I can see a middle-aged nurse standing over me. She has the same look Clara Barton does, in all the old pictures – Tough, but gentle. Her dark hair curls around her face, and her eyes shine a little when she sees me move around.
Her voice is smooth and warming, like having tea in winter. You were in an accident. Other guy wasn’t so lucky, and neither were two of the girls you were in the car with. She’s sad to see it happen, but she couldn’t help it.
I feel like I’ve been punched in the gut. Who was it?
Let’s see… she rifles through her mind, recalling what the facts were. She’s quick, and has answers within seconds. The first was a Roseanne Arthur, age 25, and the second was Vivienne Westwood, age 28. She was about to get married, I think – her fiancée was here earlier.
I feel rotten. She had something, and just like that – it’s gone.
And here I am – I get to live. I get to go home to my jigsaw puzzle life, and her parents get to finish her scrapbook with “our Angel’s always looking down on us” instead of “and they lived happily ever after”.
Is that fair? I’m not even a person. She was somebody. She had a life. I gave mine up to start over again. Twice. She was a woman with love, family, friends, and a future. Even when we were all drinking and ready to party, she was shining – she was the center of the picture. It was her special night.
Why did it have to be her night to die?
The nurse turns around, and Tre walks in. He looks like he’s been crying in the hall, but he’s happy to see me. You need a tissue?

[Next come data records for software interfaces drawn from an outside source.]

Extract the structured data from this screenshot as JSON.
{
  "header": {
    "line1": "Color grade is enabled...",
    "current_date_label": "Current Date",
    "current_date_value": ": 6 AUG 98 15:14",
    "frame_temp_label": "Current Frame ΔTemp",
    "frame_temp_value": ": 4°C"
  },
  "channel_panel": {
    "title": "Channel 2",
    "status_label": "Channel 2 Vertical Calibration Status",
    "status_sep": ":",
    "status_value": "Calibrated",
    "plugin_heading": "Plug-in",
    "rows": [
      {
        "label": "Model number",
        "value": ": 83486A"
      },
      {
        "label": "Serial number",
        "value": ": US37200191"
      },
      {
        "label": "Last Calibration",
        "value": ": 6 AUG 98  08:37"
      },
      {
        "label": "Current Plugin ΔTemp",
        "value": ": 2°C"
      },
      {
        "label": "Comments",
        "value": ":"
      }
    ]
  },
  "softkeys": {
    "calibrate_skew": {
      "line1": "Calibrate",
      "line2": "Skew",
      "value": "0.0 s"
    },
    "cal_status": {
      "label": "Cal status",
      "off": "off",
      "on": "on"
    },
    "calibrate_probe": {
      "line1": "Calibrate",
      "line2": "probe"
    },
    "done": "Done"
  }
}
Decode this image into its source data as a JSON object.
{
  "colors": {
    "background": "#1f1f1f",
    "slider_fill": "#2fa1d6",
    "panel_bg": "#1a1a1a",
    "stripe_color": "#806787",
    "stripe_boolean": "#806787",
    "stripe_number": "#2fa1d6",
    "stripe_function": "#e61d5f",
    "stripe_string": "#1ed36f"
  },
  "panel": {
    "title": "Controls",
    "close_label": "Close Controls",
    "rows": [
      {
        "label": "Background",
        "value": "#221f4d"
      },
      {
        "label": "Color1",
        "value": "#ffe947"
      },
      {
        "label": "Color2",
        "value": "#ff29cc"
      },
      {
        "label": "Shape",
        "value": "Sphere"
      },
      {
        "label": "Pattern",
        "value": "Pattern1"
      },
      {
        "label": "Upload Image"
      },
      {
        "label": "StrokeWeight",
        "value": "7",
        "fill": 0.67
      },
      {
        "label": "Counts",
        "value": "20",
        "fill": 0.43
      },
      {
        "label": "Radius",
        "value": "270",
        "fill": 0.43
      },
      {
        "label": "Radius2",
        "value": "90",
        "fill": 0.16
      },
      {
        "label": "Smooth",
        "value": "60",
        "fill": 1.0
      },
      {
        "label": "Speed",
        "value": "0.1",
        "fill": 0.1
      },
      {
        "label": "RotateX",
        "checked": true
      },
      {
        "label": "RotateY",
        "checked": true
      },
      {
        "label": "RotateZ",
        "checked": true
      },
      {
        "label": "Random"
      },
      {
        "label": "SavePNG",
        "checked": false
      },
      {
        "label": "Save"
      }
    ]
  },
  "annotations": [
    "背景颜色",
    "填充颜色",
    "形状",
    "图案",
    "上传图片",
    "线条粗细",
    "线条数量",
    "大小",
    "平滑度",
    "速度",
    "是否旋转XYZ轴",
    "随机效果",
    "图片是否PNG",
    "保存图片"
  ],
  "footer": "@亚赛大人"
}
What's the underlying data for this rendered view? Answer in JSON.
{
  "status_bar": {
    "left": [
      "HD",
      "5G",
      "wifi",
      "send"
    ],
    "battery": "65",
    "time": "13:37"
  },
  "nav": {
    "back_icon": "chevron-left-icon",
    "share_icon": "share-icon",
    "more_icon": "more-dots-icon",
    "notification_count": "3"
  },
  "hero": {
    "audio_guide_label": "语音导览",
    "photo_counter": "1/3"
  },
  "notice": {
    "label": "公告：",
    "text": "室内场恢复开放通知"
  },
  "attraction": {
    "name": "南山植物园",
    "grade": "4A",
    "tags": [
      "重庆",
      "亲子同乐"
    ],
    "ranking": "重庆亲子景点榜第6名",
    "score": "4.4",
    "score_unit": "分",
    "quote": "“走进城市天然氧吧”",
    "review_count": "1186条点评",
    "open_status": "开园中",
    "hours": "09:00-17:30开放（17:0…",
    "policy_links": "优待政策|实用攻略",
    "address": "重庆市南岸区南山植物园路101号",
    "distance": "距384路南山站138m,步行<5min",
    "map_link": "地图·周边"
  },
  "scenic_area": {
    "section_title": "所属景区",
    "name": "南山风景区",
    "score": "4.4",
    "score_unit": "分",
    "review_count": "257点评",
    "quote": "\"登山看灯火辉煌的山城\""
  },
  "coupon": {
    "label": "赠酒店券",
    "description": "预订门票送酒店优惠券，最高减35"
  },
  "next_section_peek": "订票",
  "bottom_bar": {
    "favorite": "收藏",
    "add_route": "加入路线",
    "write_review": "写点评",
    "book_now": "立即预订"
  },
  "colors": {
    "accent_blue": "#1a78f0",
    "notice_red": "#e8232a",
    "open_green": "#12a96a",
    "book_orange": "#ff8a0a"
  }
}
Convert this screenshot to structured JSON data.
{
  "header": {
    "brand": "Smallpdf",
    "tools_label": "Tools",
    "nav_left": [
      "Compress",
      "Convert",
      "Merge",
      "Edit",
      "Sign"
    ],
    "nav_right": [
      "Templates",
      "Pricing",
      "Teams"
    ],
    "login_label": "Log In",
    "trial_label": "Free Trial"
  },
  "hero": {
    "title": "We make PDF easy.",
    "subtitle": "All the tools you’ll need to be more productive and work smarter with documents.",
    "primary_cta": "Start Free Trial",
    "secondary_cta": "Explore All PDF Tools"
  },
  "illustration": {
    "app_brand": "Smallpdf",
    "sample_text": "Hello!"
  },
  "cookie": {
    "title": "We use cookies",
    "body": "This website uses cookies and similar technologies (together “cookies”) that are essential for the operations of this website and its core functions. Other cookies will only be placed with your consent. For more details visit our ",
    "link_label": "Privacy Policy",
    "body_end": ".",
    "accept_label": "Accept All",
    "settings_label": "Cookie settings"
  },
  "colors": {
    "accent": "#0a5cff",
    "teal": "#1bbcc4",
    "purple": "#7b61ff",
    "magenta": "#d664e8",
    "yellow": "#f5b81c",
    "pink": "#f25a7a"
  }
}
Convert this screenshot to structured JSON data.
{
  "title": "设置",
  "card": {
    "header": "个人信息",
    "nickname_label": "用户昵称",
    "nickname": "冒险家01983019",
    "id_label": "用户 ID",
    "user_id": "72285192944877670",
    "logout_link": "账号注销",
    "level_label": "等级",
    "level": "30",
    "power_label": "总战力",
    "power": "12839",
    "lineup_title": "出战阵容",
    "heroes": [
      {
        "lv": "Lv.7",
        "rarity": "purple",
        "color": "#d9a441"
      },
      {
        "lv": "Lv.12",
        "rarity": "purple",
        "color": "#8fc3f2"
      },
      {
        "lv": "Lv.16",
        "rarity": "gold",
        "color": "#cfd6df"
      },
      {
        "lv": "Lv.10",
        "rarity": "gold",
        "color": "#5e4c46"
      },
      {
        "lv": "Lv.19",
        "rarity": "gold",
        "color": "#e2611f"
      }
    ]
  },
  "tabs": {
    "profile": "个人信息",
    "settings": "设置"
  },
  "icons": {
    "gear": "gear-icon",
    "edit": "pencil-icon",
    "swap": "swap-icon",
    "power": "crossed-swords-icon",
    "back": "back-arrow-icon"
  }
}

I joke.
He chuckles. Yeah. Glad you made it, though.
Oh yeah, he stops himself, and pulls a card from his back pocket, and puts it in my hands, everybody back at the house wanted me to give you this, they want you to get home soon.
The get-well card’s got a dog in a doctor’s jacket, and he’s licking a patient, and on the inside, it says, Don’t worry, you can lick this! I laugh, because it’s just so, so bad.
Thought you’d like it, he says. Oh yeah, you remember my friend Matt – from the party?
How could I forget? He was gorgeous – at least, that’s what Polly said. I still want to bang him, even if he ran off screaming. Yeah, I remember him. What happened?
Well, he got a little scared after that stunt you pulled – I think everybody was a little scared when I almost broke a guy’s arm, even me – but he also had to skip town for a job on an oil rig for a couple of months, it was kind of his going away party.
Okay, that’s a decent excuse. He got in a couple of days ago, want me to go beat him up for not writing a letter or something? Tre loves saying stuff like that.
Nah. But if he wants to say hi, he’d better bring flowers hmm, I could really go for some good ice cream and strawberry ice cream oh, almost forgot and Peeps!
Hell of a list. I’ll let him know. Tre smiles. Take care, Sev.
He waves bye and half-leaves, before he turns around and says Shit, almost forgot. Here’s your book.
My copy of The Once and Future King is placed gently in my hands. I figured you could use some reading material. Can’t watch soaps all day! He laughs, I do too. But I think it’s because I can’t imagine people watching soap all day, or washing their hands with it.